The contribution of the host's circulating progenitor cells after implantation of mesenchymal stem cells (MSC)/bioscaffold combinations for repairing bone defects has not been elucidated, although this issue affects the clinical application of the tissue engineering approach. We implanted blocks of hydroxyapatite loaded with murine MSCs into syngenic, allogenic, and immunocompromised recipients. After 8 weeks, we found that bone tissue was formed in syngenic and immunocompromised animals. The implanted cells appeared pivotal in the early stages of tissue development, but cells of the recipient's origin finally made bone. In this system, osteoprogenitors migrated from the recipient to the implant, whereas the implanted cells left the scaffold and entered the circulatory flow.

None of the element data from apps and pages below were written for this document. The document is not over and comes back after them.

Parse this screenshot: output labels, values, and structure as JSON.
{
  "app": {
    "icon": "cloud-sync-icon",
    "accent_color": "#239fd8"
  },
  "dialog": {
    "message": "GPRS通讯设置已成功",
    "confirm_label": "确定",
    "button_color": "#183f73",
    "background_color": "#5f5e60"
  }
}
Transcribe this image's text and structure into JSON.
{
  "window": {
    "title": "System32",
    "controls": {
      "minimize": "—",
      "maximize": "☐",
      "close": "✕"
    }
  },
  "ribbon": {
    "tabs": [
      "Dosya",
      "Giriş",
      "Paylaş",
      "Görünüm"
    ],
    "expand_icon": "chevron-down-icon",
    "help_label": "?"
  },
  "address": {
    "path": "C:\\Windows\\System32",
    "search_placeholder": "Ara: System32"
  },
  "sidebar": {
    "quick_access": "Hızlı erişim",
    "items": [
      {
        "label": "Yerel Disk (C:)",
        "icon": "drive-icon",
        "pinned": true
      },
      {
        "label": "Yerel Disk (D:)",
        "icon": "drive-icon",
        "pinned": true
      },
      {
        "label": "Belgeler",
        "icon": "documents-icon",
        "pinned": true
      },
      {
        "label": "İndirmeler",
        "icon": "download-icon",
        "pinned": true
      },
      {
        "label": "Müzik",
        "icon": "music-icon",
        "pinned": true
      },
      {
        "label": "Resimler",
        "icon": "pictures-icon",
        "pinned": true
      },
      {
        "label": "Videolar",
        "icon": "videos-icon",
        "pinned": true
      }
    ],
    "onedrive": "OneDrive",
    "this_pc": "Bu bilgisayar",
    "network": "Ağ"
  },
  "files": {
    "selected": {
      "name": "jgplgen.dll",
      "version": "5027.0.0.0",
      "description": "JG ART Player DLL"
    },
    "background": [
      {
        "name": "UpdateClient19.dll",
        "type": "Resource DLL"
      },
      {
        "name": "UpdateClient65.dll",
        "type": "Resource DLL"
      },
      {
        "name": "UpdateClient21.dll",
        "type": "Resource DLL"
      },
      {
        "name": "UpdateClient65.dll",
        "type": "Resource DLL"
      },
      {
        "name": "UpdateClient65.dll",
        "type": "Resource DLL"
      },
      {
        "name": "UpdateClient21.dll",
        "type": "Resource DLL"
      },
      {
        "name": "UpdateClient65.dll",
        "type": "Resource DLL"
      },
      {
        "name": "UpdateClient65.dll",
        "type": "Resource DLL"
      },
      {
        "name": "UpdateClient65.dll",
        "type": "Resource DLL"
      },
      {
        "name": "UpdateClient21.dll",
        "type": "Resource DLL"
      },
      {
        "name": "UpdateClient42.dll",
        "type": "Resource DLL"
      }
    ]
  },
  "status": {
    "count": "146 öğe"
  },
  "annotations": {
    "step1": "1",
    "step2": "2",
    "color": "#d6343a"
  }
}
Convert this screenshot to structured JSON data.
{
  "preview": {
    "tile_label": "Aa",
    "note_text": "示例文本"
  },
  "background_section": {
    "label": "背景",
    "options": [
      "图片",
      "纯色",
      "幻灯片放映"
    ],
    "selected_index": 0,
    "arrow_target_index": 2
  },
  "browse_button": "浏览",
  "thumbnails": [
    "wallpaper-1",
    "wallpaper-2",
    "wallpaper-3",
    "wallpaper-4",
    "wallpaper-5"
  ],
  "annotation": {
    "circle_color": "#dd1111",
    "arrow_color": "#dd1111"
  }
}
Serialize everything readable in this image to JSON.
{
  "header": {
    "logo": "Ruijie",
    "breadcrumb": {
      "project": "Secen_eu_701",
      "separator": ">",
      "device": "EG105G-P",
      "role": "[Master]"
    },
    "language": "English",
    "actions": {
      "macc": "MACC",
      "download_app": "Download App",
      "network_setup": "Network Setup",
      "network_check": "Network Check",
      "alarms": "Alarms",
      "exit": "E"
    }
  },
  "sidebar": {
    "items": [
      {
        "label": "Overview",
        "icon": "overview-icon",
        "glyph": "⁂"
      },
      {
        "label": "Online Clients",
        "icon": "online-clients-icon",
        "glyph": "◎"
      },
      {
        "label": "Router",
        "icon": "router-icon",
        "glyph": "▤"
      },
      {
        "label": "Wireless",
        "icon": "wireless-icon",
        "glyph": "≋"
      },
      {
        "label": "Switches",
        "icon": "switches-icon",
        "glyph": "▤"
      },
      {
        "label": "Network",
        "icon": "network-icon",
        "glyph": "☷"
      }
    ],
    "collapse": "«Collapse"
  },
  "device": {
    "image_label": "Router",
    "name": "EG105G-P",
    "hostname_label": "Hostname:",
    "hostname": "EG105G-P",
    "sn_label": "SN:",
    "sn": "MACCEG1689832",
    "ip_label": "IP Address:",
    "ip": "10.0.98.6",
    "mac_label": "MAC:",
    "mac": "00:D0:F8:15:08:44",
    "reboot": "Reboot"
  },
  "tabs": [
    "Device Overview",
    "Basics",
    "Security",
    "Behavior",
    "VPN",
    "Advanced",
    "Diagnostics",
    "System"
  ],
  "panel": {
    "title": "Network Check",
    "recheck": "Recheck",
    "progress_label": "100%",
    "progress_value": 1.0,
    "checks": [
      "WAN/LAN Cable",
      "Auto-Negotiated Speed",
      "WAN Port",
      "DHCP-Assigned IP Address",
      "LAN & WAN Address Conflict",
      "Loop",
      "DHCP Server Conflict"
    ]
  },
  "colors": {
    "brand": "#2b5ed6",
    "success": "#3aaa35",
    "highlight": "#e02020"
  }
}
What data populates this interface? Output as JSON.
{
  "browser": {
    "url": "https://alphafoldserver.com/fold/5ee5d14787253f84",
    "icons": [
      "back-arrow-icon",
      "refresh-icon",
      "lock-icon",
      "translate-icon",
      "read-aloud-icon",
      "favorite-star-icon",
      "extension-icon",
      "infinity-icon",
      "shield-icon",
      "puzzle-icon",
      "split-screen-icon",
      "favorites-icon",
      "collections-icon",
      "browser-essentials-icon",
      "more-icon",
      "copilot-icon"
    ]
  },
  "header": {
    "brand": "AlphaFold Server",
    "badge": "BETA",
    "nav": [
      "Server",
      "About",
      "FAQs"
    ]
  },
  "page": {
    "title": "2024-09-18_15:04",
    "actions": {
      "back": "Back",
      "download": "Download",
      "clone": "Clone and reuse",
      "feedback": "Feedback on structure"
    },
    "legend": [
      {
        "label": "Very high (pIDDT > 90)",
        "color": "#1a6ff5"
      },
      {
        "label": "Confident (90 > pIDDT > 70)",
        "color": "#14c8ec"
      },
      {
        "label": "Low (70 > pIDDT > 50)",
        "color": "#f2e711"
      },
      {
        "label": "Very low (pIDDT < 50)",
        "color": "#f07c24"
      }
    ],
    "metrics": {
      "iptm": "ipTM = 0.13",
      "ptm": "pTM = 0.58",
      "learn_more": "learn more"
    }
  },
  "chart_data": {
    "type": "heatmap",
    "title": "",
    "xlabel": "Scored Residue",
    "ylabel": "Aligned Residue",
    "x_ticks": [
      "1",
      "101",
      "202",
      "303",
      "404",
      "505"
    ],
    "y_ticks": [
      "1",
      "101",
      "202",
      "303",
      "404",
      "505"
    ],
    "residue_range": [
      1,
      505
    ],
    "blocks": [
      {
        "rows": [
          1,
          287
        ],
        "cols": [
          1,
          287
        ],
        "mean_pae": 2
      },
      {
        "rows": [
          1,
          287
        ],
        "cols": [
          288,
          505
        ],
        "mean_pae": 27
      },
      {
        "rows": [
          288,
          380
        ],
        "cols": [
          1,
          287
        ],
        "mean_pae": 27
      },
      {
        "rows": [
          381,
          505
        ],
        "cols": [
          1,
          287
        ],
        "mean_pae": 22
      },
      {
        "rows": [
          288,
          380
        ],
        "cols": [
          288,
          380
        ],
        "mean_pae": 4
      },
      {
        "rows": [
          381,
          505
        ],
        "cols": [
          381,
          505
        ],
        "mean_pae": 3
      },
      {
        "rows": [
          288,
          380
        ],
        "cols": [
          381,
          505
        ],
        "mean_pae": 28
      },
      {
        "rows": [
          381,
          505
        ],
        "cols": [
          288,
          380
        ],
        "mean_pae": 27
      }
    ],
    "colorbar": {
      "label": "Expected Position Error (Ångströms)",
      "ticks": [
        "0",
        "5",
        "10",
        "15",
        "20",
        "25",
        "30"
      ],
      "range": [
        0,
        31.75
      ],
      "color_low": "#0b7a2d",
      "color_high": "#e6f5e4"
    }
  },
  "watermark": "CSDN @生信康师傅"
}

We observed rapid destruction of implanted cells when allogenic MSC/bioscaffold combinations were grafted onto immunocompetent recipients without immunosuppressant therapy. This destruction blocked the recruitment process and did not allow the formation of new bone tissue. The possibility that the implanted exogenous MSCs could engage the host's osteoprogenitor cells to form new bone tissue could open new perspectives for the tissue engineering approach to bone repair, including the opportunity of using allogenic cells combined with a temporary immunosuppressant therapy, stimulating the replacement of the exogenous cells with autologous cells.
ASJC Scopus subject areas
- Biomedical Engineering